» **Task objective**: Reply only with how many lines in these entries hold the string "class".

---------- Given information ----------

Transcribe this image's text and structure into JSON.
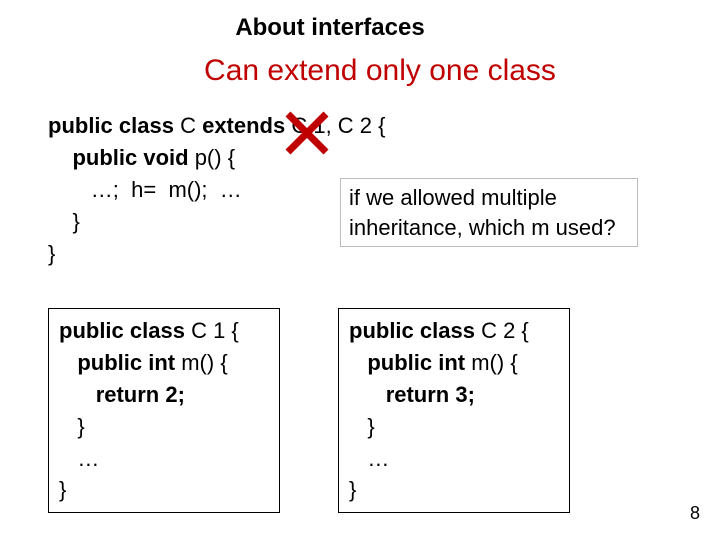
{
  "header": {
    "title": "About interfaces"
  },
  "subtitle": "Can extend only one class",
  "codeC": {
    "line1a": "public class",
    "line1b": " C ",
    "line1c": "extends",
    "line1d": " C 1, C 2 {",
    "line2a": "public void",
    "line2b": " p() {",
    "line3": "…;  h=  m();  …",
    "line4": "}",
    "line5": "}"
  },
  "callout": "if we allowed multiple inheritance, which m used?",
  "c1": {
    "l1a": "public class",
    "l1b": " C 1 {",
    "l2a": "public int",
    "l2b": " m() {",
    "l3": "return 2;",
    "l4": "}",
    "l5": "…",
    "l6": "}"
  },
  "c2": {
    "l1a": "public class",
    "l1b": " C 2 {",
    "l2a": "public int",
    "l2b": " m() {",
    "l3": "return 3;",
    "l4": "}",
    "l5": "…",
    "l6": "}"
  },
  "pagenum": "8"
}
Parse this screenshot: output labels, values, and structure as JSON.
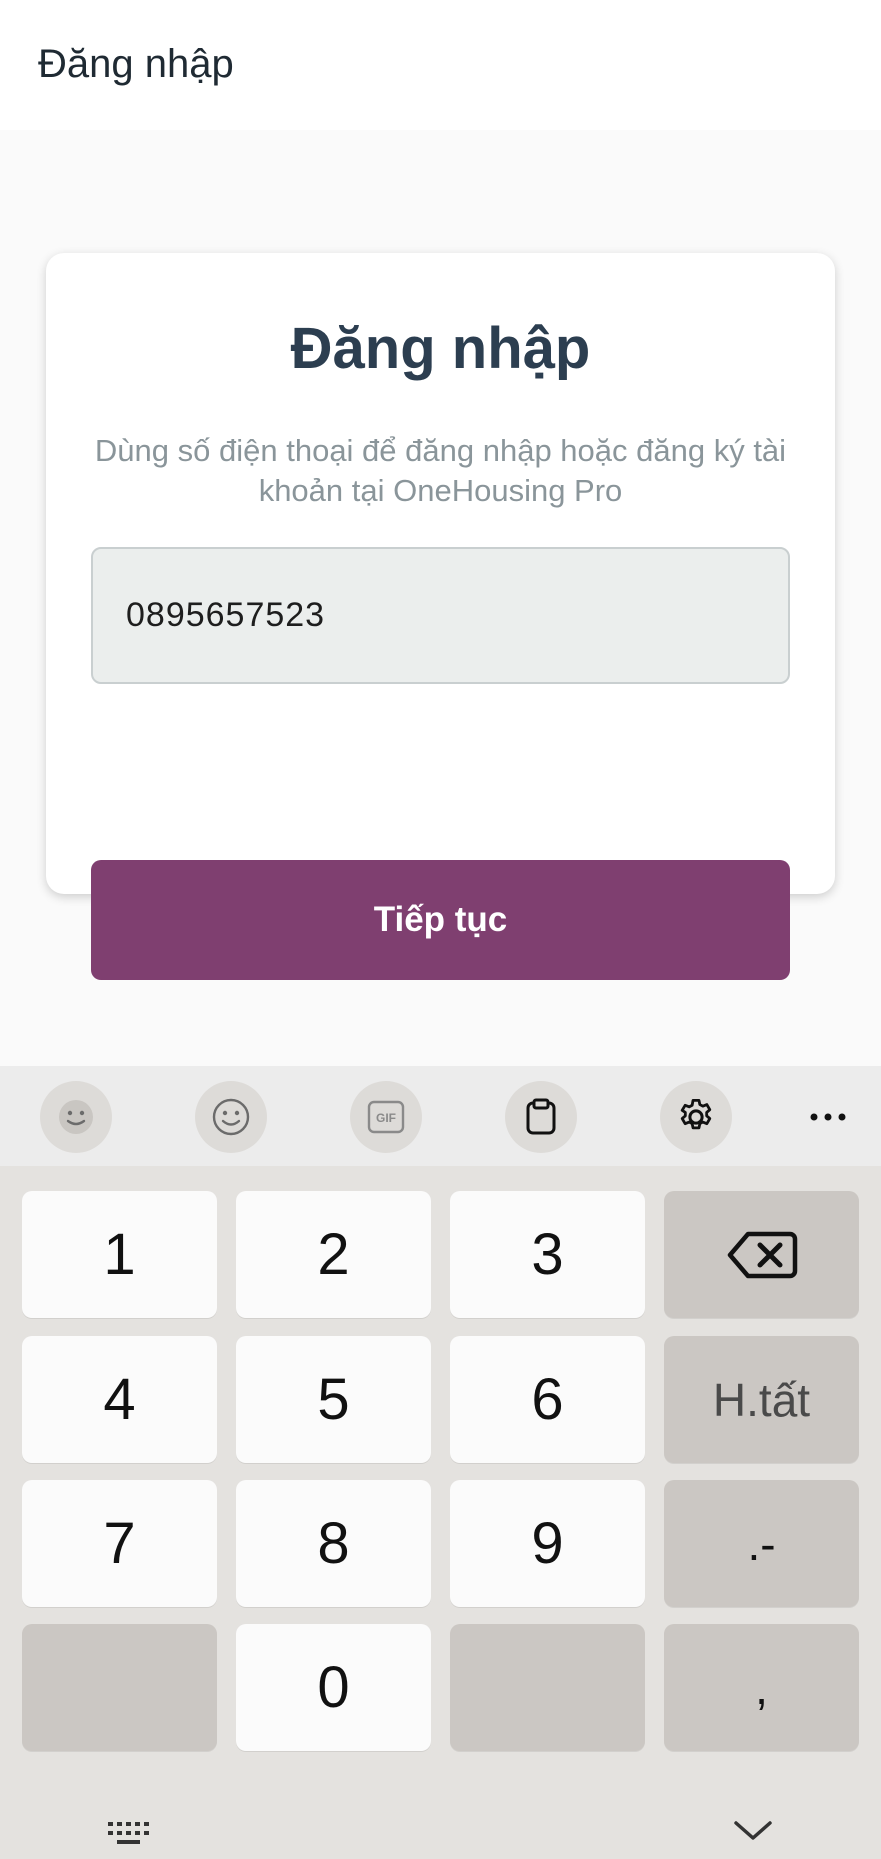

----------

» **Response for this exercise**: 4